In today’s announcements, George Osborne reported that “Britain is open for business” with SMEs set to benefit from cuts to Corporation Tax and a set Annual Investment Allowance of £200k. However, an increase in the national living wage next April “could hit some small businesses hard in certain sectors,” warned Mike Cherry, Policy Director for the Federation of Small Businesses (FSB).
For businesses, today’s budget contained a mixed bag of challenges and as many SMEs continue to develop their business plans what difference will it make? The key points are summarised below:
- The UK economy grew by 3% in 2014, faster than any other advanced economy and is forecast to grow by 2.4% in 2015, 2.3% in 2016, and 2.4% in 2017.
- The Office for Budget Responsibility (OBR) predicts another 1m jobs will be created over the next five years, George Osborne is targeting full employment and wants to create another 2m jobs.
- The budget deficit will fall to 2.2% of GDP in 2016-17, 1.2% in 2017-18, 0.3% in 2018-19.
- Government will run a surplus of 0.4% of GDP in 2019-20 and 0.5% in 2020-21 according to forecasts.
- Public sector pay rises will be capped at 1% per year until 2019.
- There will be a new National Living Wage of £7.20/hr from next April which will be compulsory for over 25s. This will reach £9/hr by 2020.
- Tax-free personal allowance will be raised from £10,600 to £11,000 next year.
- Corporation Tax is currently 21%, the joint lowest rate in G20, and it will be cut to 19% in 2017, and then 18% from 2020.
- Fall in NI contributions for small businesses, with £3k employment allowance.
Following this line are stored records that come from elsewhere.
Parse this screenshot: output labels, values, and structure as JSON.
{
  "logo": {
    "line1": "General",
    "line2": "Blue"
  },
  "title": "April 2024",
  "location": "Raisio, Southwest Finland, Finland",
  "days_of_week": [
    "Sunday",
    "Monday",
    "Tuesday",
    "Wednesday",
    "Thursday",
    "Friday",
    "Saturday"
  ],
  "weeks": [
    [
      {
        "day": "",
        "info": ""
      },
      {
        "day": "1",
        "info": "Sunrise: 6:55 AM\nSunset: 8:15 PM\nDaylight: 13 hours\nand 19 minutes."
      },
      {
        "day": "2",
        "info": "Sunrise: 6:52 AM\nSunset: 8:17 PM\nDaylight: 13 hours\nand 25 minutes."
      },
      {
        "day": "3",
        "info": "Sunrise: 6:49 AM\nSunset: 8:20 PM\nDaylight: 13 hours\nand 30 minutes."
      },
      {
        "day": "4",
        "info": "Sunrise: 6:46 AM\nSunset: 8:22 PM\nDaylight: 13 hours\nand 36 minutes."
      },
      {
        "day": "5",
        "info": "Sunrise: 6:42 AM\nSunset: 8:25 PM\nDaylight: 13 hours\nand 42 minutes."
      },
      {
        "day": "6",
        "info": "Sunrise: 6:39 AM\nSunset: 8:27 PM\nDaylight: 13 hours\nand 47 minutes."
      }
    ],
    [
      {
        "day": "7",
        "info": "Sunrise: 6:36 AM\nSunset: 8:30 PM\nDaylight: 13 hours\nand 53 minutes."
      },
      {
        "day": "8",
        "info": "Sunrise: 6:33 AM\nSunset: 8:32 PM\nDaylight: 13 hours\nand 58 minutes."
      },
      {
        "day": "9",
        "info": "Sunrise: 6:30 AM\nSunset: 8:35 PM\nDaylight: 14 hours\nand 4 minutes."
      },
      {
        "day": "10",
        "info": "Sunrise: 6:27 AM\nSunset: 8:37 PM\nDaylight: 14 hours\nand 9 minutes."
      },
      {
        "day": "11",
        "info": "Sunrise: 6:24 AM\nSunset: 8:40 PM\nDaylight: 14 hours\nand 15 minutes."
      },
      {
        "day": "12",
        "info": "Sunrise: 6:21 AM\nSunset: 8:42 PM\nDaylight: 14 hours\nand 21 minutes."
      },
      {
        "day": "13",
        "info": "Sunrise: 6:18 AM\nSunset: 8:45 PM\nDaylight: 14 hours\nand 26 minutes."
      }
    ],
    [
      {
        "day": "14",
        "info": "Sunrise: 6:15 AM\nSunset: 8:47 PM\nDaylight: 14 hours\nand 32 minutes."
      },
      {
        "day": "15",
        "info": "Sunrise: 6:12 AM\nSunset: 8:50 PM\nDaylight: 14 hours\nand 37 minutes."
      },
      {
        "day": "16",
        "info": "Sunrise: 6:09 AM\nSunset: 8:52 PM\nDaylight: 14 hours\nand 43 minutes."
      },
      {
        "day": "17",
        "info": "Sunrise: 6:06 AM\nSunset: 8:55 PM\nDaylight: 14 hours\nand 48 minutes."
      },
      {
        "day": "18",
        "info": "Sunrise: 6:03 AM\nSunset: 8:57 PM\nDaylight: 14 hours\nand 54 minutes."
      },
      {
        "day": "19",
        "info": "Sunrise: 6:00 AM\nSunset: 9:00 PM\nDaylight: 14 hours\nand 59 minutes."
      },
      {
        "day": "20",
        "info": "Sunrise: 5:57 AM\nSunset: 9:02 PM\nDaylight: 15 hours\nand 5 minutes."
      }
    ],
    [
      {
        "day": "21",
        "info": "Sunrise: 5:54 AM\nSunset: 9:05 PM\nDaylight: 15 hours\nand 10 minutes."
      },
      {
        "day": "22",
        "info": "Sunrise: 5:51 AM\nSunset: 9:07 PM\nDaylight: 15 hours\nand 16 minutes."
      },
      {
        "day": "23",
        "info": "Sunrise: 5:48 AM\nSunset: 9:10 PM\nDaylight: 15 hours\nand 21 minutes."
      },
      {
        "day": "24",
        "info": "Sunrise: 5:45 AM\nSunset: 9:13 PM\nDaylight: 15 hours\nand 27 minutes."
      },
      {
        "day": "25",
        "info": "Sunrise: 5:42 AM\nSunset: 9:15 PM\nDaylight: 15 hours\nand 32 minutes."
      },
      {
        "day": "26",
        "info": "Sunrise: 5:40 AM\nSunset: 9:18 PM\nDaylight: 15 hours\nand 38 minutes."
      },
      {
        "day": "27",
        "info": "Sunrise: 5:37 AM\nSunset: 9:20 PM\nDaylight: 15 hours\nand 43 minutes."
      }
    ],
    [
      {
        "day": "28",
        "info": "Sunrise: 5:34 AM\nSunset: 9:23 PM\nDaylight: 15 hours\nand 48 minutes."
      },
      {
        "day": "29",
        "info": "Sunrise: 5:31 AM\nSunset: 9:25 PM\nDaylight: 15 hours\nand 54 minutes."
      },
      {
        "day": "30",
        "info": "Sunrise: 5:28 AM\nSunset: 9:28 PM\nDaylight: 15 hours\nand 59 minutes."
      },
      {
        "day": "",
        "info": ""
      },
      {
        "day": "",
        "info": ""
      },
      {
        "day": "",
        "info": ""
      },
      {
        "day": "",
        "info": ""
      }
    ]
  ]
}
This means that a small firm can hire four full time employees on the National Living Wage and pay no national insurance.
- Annual Investment Allowance will be set at £200k permanently from January 2016.
- The number of apprenticeships has already doubled to 2m; this will increase to 3m.
- Apprenticeship levy on large firms, those firms which train apprentices receive more money than they put in.
- 18-21 year olds must “earn or learn” and will lose their automatic entitlement to housing benefits.
- From 2017, working parents of 3-4 year olds must work if they want universal benefit but will receive 30 hours of free childcare a week compared to 15 hours currently.
- Government consulting on new ISA-style pension where savers pay tax on the income they put in, not when they take it out.
- New 8% tax on banks’ profits from January 2016.
- Fuel duty has been frozen for another year.
- Power to set Sunday trading hours will devolve to counties and mayors in England.
- Working-age benefits to be frozen for four years - including tax credits and local housing allowance, but maternity pay and disability benefits exempted.